Combined with existing kindergarten funding, the federal money could create 20,000 spaces for 10-hour-a-day care and instruction by teams of certified teachers and child-care workers, says Margaret Norrie McCain in a new discussion paper released yesterday.

Under the scheme, provincial funds currently spent on child care for this age group would be reallocated to stabilize daycare for other age groups, says the discussion paper which was co-authored by Royal Bank vice-president Charles Coffey and Atkinson Charitable Foundation executive director Charles Pascal.

But Toronto children's services officials say they're not sure the authors' math adds up.

The discussion paper is being circulated among child-care advocates and educators interested in early childhood development with a view to kick-starting development of a universal program for Ontario's children, similar to Quebec's $7-a-day daycare system.

It was also hand-delivered last week to Premier Dalton McGuinty and Children's Minister Marie Bountrogianni as a way for the Liberals to begin implementing their so called "Best Start" election promise to make schools community hubs for early learning, child care and parental support.

The five-page document notes that if the new federal money were applied to the traditional child-care system, it would create just 8,500 spaces this year.

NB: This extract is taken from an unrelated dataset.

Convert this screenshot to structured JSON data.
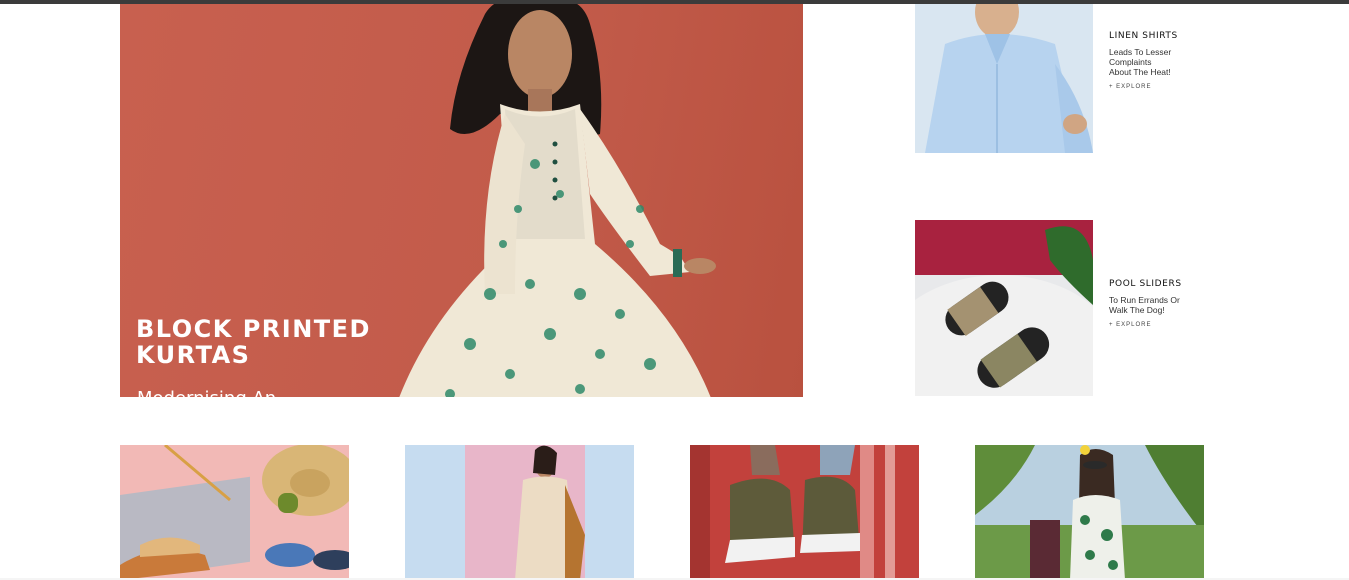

Under their proposal, the federal money available through a $2.2-billion joint federal-provincial child-care agreement signed last year would help create 45,000 extended-day spaces for 4- and 5-year-olds within four years.

About 250,000 children in this age group currently attend publicly funded half-day kindergarten programs.

Child-care advocates welcomed the discussion paper and agree with the need to move towards a universal system of early learning and care in Ontario. But they are worried about the short-term needs of day-care centres in crisis.

- reprinted from Toronto Star